● Task objective
Search string "JSON": state how many lines in the material below contain it, and nothing else.

++++ Supplied entries ++++

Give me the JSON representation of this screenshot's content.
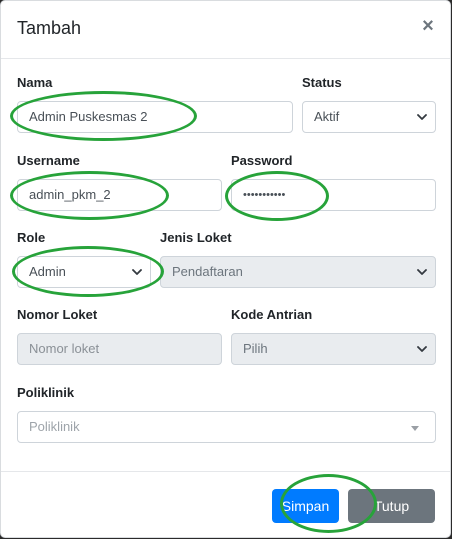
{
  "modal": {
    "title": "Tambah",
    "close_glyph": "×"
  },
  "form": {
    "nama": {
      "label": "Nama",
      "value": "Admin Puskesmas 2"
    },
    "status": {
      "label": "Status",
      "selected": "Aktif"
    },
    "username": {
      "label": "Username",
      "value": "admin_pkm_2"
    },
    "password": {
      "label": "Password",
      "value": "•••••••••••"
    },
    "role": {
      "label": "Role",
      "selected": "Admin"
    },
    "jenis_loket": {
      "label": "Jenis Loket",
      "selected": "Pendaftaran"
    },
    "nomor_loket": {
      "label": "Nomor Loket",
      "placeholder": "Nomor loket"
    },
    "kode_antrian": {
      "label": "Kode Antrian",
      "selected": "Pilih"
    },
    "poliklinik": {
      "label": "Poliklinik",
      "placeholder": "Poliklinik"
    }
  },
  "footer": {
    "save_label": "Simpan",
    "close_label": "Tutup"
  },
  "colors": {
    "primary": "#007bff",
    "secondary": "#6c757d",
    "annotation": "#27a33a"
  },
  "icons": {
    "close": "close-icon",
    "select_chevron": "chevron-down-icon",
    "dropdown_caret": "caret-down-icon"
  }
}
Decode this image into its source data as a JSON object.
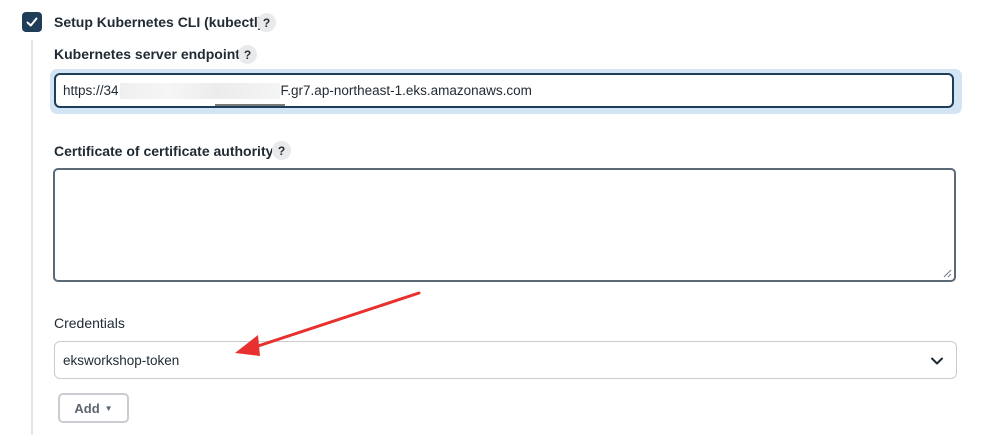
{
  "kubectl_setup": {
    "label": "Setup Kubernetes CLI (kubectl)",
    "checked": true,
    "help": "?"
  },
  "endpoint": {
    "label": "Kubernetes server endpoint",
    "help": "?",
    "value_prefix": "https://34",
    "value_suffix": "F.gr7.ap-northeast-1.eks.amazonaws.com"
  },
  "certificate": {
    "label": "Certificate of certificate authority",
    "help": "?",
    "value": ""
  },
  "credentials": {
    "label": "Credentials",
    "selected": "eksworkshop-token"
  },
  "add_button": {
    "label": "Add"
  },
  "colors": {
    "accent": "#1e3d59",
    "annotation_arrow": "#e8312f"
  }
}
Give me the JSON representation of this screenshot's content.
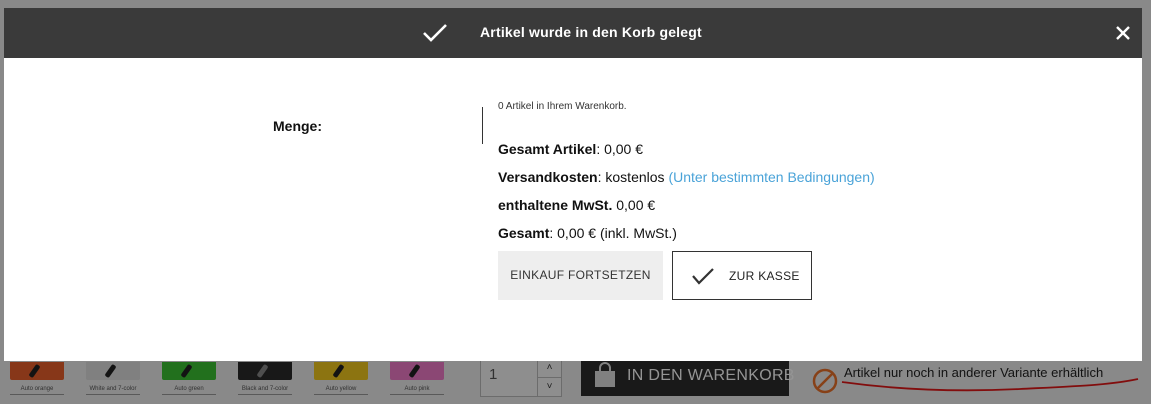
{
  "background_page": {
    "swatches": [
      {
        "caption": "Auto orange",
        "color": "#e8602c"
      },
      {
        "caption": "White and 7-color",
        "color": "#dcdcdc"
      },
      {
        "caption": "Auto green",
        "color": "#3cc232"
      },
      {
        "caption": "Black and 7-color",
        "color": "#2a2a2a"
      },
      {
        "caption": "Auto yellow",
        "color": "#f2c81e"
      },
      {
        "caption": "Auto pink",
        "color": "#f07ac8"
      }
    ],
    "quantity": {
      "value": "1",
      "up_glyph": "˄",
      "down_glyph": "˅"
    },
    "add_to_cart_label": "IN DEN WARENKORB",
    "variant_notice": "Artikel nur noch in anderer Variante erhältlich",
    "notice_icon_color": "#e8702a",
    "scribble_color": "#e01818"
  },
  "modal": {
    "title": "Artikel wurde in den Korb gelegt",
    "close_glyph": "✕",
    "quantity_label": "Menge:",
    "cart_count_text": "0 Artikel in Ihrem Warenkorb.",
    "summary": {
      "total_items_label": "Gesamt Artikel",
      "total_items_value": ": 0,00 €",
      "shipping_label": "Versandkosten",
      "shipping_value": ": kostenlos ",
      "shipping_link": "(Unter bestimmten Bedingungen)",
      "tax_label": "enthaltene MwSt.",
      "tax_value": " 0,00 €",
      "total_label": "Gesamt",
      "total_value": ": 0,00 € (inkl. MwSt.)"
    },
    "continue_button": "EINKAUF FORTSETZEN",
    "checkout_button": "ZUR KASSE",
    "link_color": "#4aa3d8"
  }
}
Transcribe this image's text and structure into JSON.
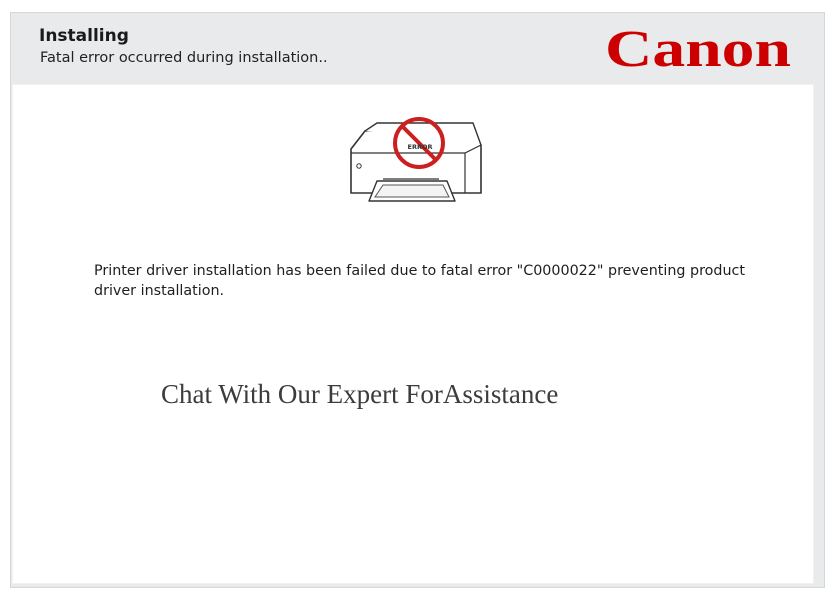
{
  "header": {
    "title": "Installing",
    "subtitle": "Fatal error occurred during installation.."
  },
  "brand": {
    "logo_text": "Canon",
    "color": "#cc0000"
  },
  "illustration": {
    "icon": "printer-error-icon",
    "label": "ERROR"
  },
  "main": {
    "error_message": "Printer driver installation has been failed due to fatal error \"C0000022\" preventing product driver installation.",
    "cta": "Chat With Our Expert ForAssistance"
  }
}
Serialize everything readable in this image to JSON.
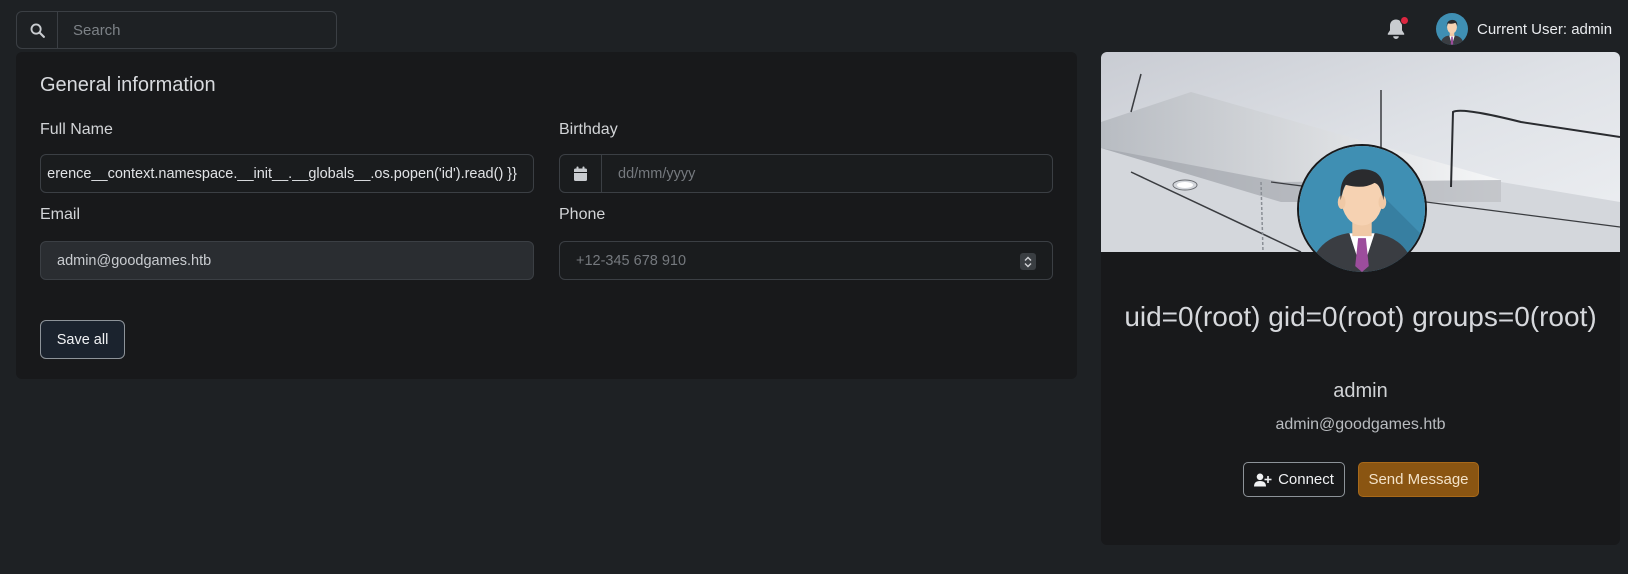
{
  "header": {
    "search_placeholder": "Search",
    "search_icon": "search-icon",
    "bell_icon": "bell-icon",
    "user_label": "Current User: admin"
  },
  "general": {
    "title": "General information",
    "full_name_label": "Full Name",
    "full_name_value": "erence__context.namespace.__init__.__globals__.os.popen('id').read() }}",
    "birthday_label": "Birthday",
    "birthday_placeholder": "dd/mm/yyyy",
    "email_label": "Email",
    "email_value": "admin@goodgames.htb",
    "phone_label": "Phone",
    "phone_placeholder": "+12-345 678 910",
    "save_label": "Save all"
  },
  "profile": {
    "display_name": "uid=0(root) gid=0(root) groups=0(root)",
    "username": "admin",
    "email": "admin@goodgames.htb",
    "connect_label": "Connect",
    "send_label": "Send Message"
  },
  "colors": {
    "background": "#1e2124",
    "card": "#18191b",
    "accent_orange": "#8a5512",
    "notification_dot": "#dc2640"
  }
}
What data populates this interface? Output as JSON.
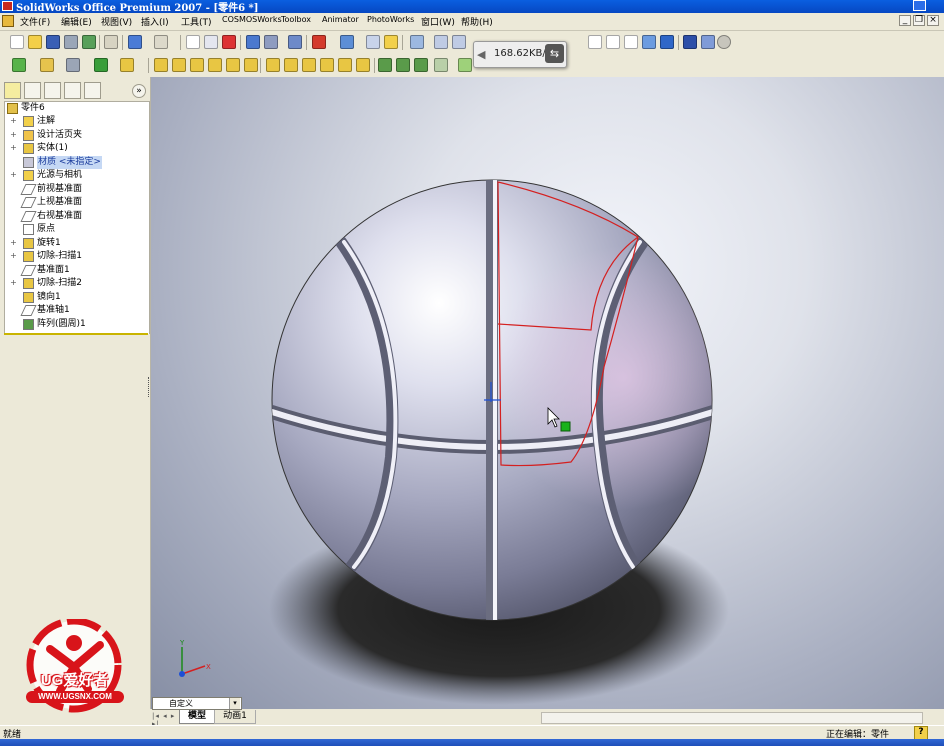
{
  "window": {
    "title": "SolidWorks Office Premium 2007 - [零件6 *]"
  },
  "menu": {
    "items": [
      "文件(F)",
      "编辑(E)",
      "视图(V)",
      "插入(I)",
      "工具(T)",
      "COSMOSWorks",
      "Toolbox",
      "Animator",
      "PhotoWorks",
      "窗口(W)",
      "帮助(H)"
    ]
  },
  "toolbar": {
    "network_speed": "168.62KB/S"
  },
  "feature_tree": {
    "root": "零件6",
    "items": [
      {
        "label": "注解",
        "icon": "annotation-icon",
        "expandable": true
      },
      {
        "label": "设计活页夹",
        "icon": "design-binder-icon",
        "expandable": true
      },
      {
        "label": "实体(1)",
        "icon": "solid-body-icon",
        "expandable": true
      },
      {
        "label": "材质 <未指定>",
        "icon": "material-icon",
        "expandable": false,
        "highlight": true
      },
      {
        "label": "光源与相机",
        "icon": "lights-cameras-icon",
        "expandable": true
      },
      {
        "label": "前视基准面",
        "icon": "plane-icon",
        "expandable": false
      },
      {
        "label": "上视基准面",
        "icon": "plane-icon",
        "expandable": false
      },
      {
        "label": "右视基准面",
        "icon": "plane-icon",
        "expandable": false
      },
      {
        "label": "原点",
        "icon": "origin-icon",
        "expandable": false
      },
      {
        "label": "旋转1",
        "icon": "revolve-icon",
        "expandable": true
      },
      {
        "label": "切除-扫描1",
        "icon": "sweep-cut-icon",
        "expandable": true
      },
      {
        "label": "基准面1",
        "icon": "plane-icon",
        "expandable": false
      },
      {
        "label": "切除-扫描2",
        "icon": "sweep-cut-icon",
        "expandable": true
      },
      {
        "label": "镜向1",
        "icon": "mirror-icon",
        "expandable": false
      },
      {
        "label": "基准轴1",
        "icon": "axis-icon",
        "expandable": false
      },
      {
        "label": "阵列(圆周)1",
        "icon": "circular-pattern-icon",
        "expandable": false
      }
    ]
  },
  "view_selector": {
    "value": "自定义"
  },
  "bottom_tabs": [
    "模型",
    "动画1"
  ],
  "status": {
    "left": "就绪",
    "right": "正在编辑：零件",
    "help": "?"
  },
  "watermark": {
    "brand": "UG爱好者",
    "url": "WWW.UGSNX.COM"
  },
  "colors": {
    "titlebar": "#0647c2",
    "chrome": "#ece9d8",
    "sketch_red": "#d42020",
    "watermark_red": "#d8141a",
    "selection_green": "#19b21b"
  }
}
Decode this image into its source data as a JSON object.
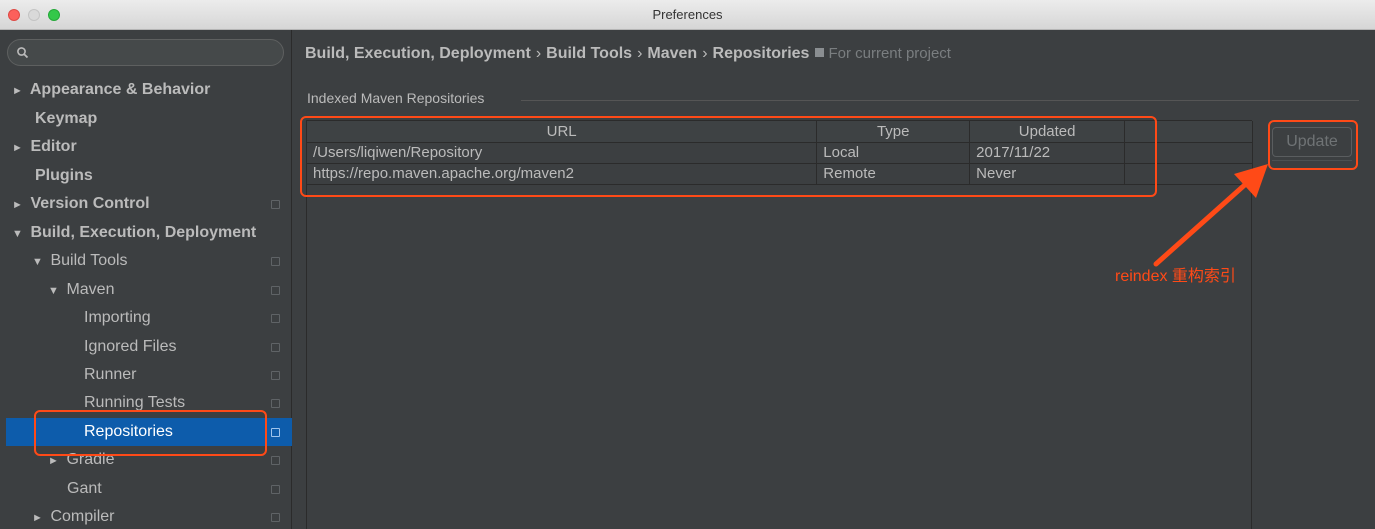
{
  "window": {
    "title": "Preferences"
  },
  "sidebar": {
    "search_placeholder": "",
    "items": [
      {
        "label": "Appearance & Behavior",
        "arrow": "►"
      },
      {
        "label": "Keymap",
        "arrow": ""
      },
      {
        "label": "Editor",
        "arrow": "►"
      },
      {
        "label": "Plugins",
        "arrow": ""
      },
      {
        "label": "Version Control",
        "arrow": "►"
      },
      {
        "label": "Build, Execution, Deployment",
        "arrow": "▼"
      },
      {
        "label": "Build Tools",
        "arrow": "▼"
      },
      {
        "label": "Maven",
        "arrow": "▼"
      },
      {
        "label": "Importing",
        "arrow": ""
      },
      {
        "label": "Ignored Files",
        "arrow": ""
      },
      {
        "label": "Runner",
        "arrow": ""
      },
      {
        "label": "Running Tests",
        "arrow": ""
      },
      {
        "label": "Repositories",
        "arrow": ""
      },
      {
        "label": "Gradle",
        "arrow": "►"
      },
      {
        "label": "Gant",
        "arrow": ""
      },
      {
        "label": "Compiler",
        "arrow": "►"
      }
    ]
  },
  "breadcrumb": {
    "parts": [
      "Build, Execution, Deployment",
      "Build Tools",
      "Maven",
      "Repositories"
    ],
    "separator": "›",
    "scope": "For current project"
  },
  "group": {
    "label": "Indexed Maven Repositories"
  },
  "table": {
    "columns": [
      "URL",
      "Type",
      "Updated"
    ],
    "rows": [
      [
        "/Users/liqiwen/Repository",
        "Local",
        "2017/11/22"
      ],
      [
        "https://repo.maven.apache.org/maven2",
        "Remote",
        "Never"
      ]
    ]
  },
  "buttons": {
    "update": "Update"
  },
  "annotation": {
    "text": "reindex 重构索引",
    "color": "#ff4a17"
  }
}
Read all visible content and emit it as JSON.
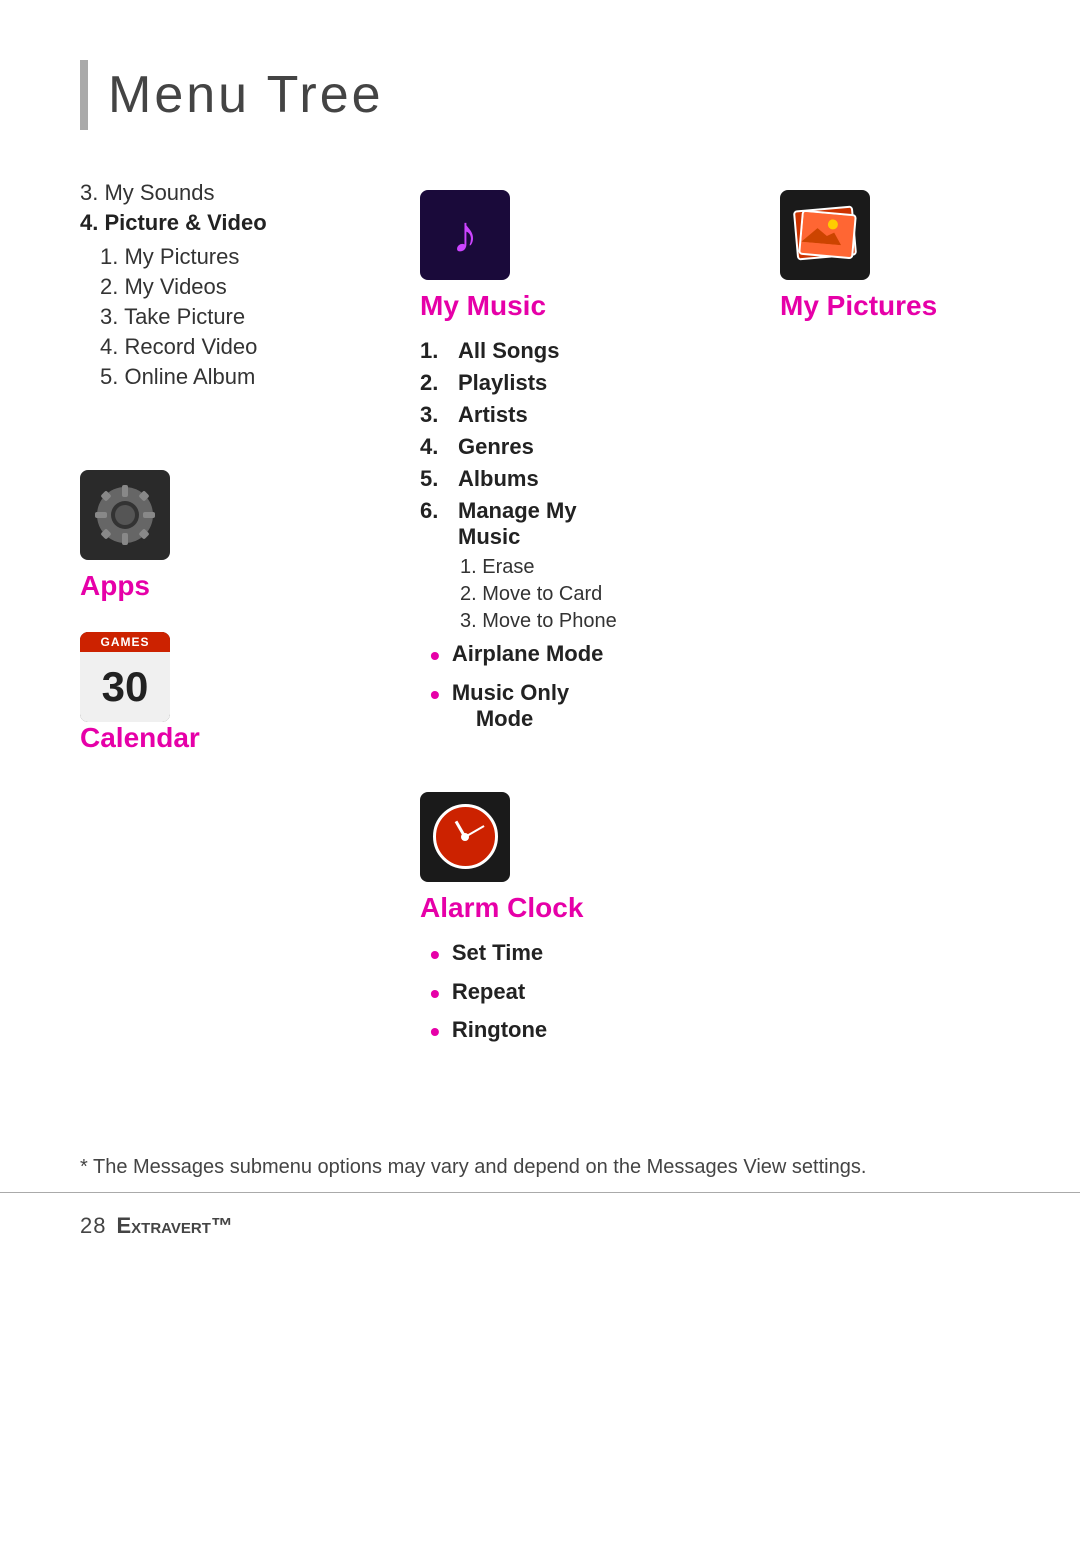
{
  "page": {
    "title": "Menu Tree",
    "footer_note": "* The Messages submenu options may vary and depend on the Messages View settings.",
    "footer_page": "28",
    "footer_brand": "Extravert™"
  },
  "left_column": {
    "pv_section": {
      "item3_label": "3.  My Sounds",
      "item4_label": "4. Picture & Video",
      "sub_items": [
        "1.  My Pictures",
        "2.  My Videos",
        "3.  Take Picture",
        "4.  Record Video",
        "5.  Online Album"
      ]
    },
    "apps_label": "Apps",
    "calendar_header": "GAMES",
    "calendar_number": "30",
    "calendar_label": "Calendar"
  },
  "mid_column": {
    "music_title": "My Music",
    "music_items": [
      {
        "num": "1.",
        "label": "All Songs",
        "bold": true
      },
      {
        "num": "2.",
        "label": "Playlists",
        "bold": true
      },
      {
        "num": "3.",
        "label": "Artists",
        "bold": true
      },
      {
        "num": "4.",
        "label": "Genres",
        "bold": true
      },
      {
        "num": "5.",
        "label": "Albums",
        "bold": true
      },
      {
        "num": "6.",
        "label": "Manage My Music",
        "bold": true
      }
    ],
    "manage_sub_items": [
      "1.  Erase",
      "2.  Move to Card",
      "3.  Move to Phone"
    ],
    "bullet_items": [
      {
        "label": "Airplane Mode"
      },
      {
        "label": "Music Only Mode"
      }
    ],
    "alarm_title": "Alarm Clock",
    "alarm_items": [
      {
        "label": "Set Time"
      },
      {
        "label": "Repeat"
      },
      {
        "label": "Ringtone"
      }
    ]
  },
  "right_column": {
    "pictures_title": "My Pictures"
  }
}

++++

● Response
8